“I’ll never be rich — I’ll never have really nice things, but it doesn’t matter at all,” he said. “I’ve had these moments and feelings and experiences in life that I’ve shared and connections that have made me feel genuinely alive and genuinely a part of something bigger than myself.”
Back at his office, while still wearing his yellow sunglasses and gray suit jacket, Gerard lifted his feet onto his desk. The mayoral office inside the City Building was business casual, a feeling that was relatable and comfortable to all people.
Later, Gerard invited Mary Beth Wynn and Kaden Orr, part of a Mahomet family who recently lost their home in a devastating house fire, to visit his office.
“Who signed all your baseballs?” said 11-year-old Orr, as he sat spinning in the mayor’s leather chair.
“Do you need boxes to pack up all your stuff that you have in here?” said Wynn, Orr’s mother.
During their first time visiting Gerard’s office, Orr and Wynn were curious about the toys cluttering his shelves and window sills, as well as the stories behind the many pictures hanging on his walls.
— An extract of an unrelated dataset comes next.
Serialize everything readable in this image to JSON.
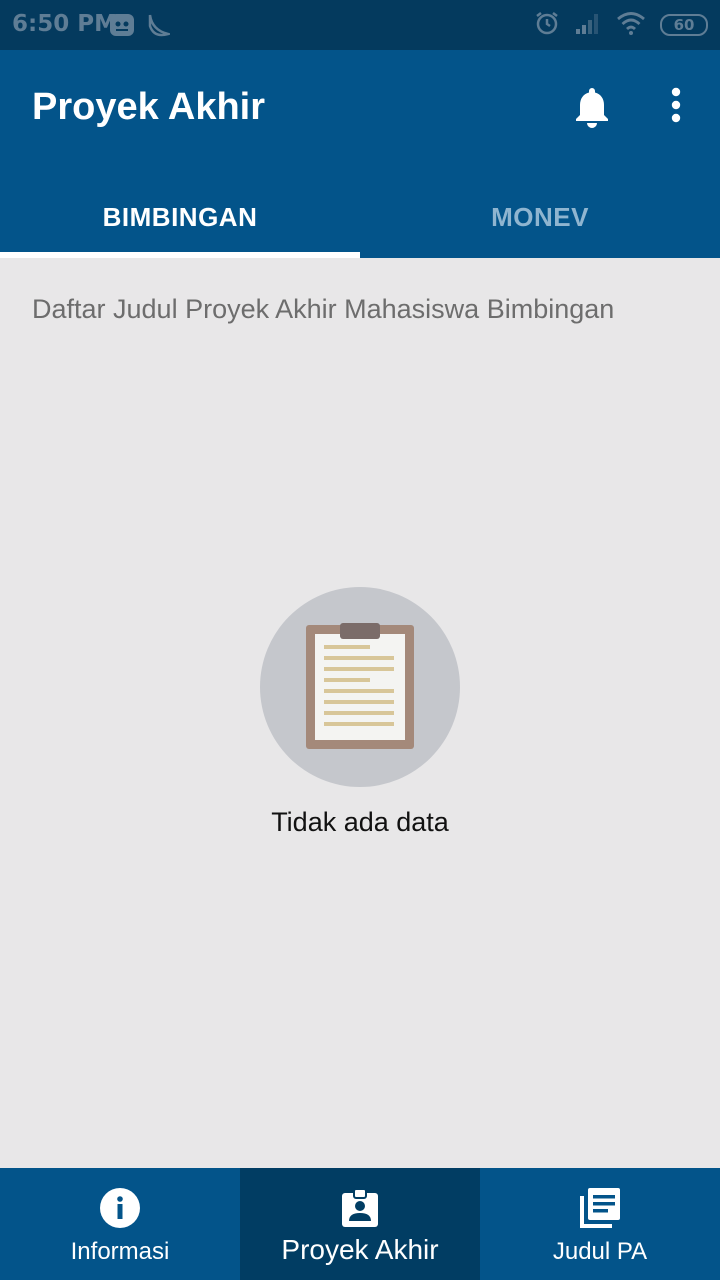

They were moments capturing Gerard’s encounters with actors, musicians and individuals that changed the world, such as Bob Metcalfe, a co-inventor of the Ethernet cable.
“Time to go to the STAR awards,” Gerard said around 6 p.m. in regards to a ceremony, which awarded unsung heroes around the community, that he would speak at.
When Gerard walked into the award room, audience members’ faces lit up. He knew everyone and everyone knew him.
“Remember that one time …” several conversations would start out with, conversations had with the most unexpected of patrons.
During one of the last times he would be speaking to a crowd as mayor, Don Gerard ended the evening with a speech that would honor the awarded. Emotions ran high.
Though his term might be over, his legacy to connect with the community will live on.
“Whether it’s stopping on the street to take a selfie with somebody or speaking at a celebration of life for someone, you have to be a pillar who stands for people who they want to believe in.”